The last remaining research chimpanzees in the U.S. government are headed for a retirement home.
The National Institutes of Health shut down most research on chimps in 2013, but kept 50 of the apes in case of a public health emergency. On Wednesday, NIH announced those last chimps would sent to a sanctuary to live out their lives in the midst of nature. Another 82 chimpanzees the NIH supports at other research laboratories will also be headed into retirement.
About 300 government chimpanzees have already been sent to Chimp Haven in Louisiana. It has a waiting list and animal advocacy groups are working with the NIH to find new homes for the newly retired research apes.
The federal government relied on chimps for research during the early days of the space program and for decades to test new drugs because the apes are genetically and biologically similar to humans. The need to use them for any kind of research has become increasingly rare in recent years.
Earlier this year, the Fish and Wildlife Service gave research chimpanzees the same protections it provides endangered species.
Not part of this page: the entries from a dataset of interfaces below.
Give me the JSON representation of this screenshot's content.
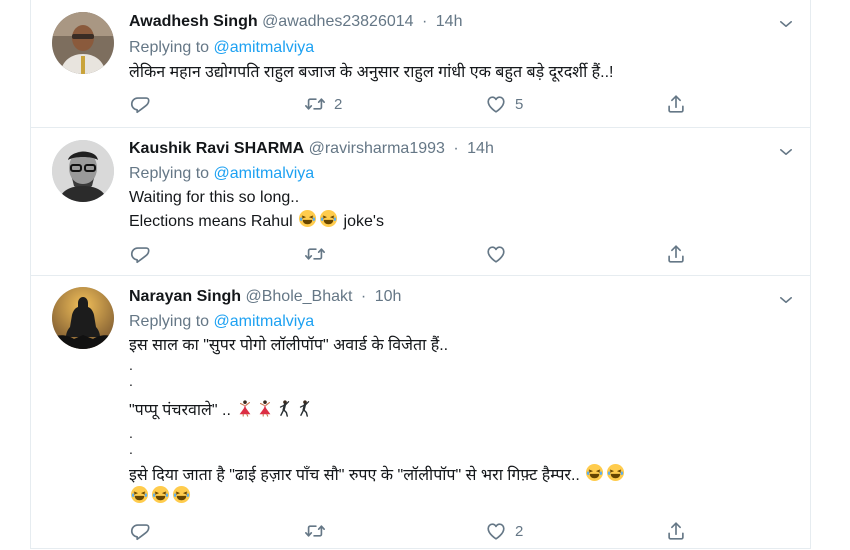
{
  "tweets": [
    {
      "name": "Awadhesh Singh",
      "handle": "@awadhes23826014",
      "time": "14h",
      "replying_label": "Replying to",
      "replying_to": "@amitmalviya",
      "lines": [
        "लेकिन महान उद्योगपति राहुल बजाज के अनुसार  राहुल गांधी एक बहुत बड़े दूरदर्शी हैं..!"
      ],
      "retweets": "2",
      "likes": "5"
    },
    {
      "name": "Kaushik Ravi SHARMA",
      "handle": "@ravirsharma1993",
      "time": "14h",
      "replying_label": "Replying to",
      "replying_to": "@amitmalviya",
      "lines": [
        "Waiting for this so long..",
        "Elections means Rahul",
        "joke's"
      ],
      "retweets": "",
      "likes": ""
    },
    {
      "name": "Narayan Singh",
      "handle": "@Bhole_Bhakt",
      "time": "10h",
      "replying_label": "Replying to",
      "replying_to": "@amitmalviya",
      "lines": [
        "इस साल का \"सुपर पोगो लॉलीपॉप\" अवार्ड के विजेता हैं..",
        ".",
        ".",
        "\"पप्पू पंचरवाले\" ..",
        ".",
        ".",
        "इसे दिया जाता है \"ढाई हज़ार पाँच सौ\" रुपए के \"लॉलीपॉप\" से भरा गिफ़्ट हैम्पर.."
      ],
      "retweets": "",
      "likes": "2"
    }
  ],
  "separator": "·",
  "icons": [
    "reply-icon",
    "retweet-icon",
    "like-icon",
    "share-icon",
    "chevron-down-icon",
    "laughing-emoji",
    "dancer-emoji",
    "man-dancing-emoji"
  ],
  "colors": {
    "text": "#14171a",
    "muted": "#657786",
    "link": "#1da1f2",
    "border": "#e6ecf0"
  }
}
The move banned all invasive research on chimps in the U.S.
“It’s time to say we’ve reached the point in the U.S. where invasive research on chimpanzees is no longer something that makes sense,” said Dr. Francis Collins, Director of NIH, told ABC News.
(Photo: frank wouters, CC)